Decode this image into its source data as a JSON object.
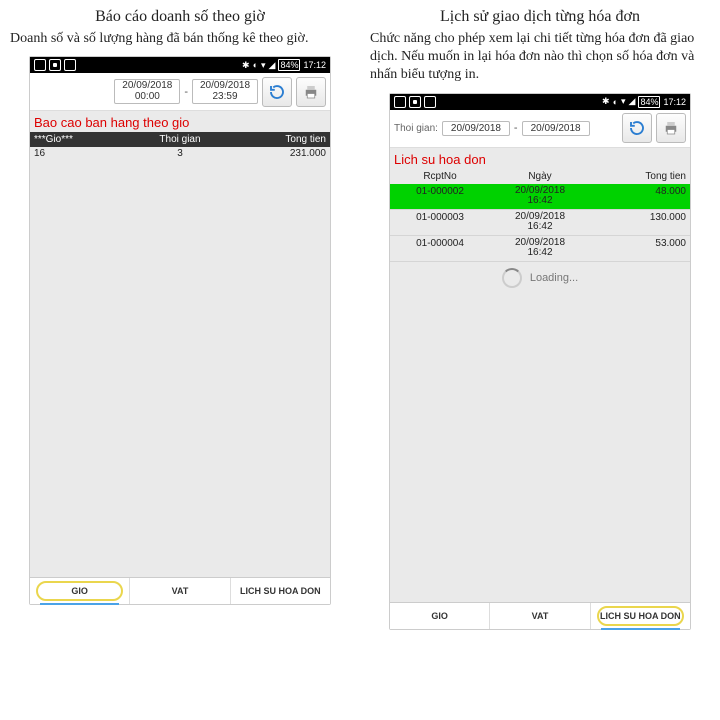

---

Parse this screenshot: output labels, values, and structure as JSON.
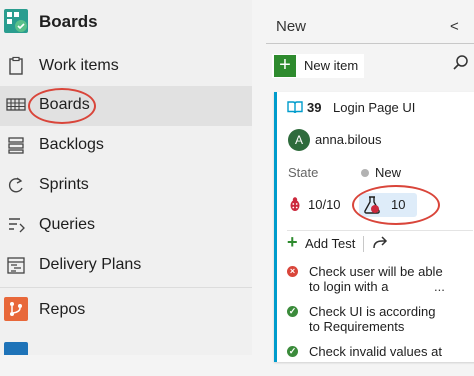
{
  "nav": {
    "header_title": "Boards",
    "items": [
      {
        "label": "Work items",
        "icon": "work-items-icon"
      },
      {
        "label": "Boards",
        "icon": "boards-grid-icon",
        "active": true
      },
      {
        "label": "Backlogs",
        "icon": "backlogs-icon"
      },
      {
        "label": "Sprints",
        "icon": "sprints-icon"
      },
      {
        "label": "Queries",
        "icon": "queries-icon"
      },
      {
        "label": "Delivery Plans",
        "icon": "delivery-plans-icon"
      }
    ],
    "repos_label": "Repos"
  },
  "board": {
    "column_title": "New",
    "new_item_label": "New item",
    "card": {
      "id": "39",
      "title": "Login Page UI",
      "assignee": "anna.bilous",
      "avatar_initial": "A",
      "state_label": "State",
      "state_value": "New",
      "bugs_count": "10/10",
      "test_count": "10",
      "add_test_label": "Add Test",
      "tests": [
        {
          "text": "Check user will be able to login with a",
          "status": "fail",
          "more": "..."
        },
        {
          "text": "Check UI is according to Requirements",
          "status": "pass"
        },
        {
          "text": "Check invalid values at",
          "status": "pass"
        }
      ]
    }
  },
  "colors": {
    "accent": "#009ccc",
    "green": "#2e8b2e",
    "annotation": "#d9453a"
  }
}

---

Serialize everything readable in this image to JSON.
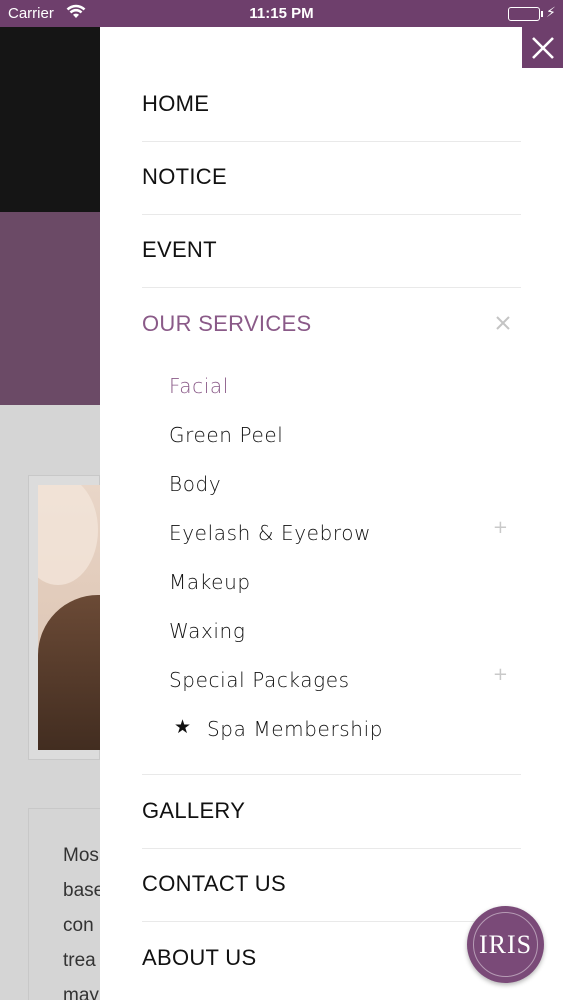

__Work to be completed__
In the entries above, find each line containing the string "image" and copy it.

__Answer box__
Decode this image into its source data as a JSON object.
Serialize everything readable in this image to JSON.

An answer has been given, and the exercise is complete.